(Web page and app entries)
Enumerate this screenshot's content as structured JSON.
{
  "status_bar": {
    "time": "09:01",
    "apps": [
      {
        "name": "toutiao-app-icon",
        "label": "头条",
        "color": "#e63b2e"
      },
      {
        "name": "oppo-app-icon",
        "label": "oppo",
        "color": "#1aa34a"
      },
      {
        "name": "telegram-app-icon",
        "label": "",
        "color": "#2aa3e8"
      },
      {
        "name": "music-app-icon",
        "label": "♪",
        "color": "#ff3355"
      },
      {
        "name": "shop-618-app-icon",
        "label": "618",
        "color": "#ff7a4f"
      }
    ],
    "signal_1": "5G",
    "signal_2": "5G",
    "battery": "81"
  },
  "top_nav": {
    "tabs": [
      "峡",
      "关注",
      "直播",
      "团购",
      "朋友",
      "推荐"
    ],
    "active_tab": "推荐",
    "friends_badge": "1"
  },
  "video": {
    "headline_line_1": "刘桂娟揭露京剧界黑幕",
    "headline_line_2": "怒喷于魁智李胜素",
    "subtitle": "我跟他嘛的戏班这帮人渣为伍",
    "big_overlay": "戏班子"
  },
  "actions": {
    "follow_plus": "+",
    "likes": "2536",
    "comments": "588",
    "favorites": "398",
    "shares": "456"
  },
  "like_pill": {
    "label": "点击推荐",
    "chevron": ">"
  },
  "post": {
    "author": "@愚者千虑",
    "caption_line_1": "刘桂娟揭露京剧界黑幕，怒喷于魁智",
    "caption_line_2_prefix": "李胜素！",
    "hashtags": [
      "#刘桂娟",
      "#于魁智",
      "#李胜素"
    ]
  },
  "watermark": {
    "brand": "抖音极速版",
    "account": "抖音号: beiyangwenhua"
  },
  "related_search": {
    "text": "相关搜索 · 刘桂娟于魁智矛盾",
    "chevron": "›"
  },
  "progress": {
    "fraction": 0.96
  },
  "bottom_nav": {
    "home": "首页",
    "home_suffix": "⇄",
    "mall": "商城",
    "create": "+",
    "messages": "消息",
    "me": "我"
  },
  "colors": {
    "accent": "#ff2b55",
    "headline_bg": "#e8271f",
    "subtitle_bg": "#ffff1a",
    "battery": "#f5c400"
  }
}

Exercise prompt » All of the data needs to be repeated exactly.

Task answer »
Enumerate this screenshot's content as structured JSON.
{
  "status_bar": {
    "time": "09:01",
    "apps": [
      {
        "name": "toutiao-app-icon",
        "label": "头条",
        "color": "#e63b2e"
      },
      {
        "name": "oppo-app-icon",
        "label": "oppo",
        "color": "#1aa34a"
      },
      {
        "name": "telegram-app-icon",
        "label": "",
        "color": "#2aa3e8"
      },
      {
        "name": "music-app-icon",
        "label": "♪",
        "color": "#ff3355"
      },
      {
        "name": "shop-618-app-icon",
        "label": "618",
        "color": "#ff7a4f"
      }
    ],
    "signal_1": "5G",
    "signal_2": "5G",
    "battery": "81"
  },
  "top_nav": {
    "tabs": [
      "峡",
      "关注",
      "直播",
      "团购",
      "朋友",
      "推荐"
    ],
    "active_tab": "推荐",
    "friends_badge": "1"
  },
  "video": {
    "headline_line_1": "刘桂娟揭露京剧界黑幕",
    "headline_line_2": "怒喷于魁智李胜素",
    "subtitle": "我跟他嘛的戏班这帮人渣为伍",
    "big_overlay": "戏班子"
  },
  "actions": {
    "follow_plus": "+",
    "likes": "2536",
    "comments": "588",
    "favorites": "398",
    "shares": "456"
  },
  "like_pill": {
    "label": "点击推荐",
    "chevron": ">"
  },
  "post": {
    "author": "@愚者千虑",
    "caption_line_1": "刘桂娟揭露京剧界黑幕，怒喷于魁智",
    "caption_line_2_prefix": "李胜素！",
    "hashtags": [
      "#刘桂娟",
      "#于魁智",
      "#李胜素"
    ]
  },
  "watermark": {
    "brand": "抖音极速版",
    "account": "抖音号: beiyangwenhua"
  },
  "related_search": {
    "text": "相关搜索 · 刘桂娟于魁智矛盾",
    "chevron": "›"
  },
  "progress": {
    "fraction": 0.96
  },
  "bottom_nav": {
    "home": "首页",
    "home_suffix": "⇄",
    "mall": "商城",
    "create": "+",
    "messages": "消息",
    "me": "我"
  },
  "colors": {
    "accent": "#ff2b55",
    "headline_bg": "#e8271f",
    "subtitle_bg": "#ffff1a",
    "battery": "#f5c400"
  }
}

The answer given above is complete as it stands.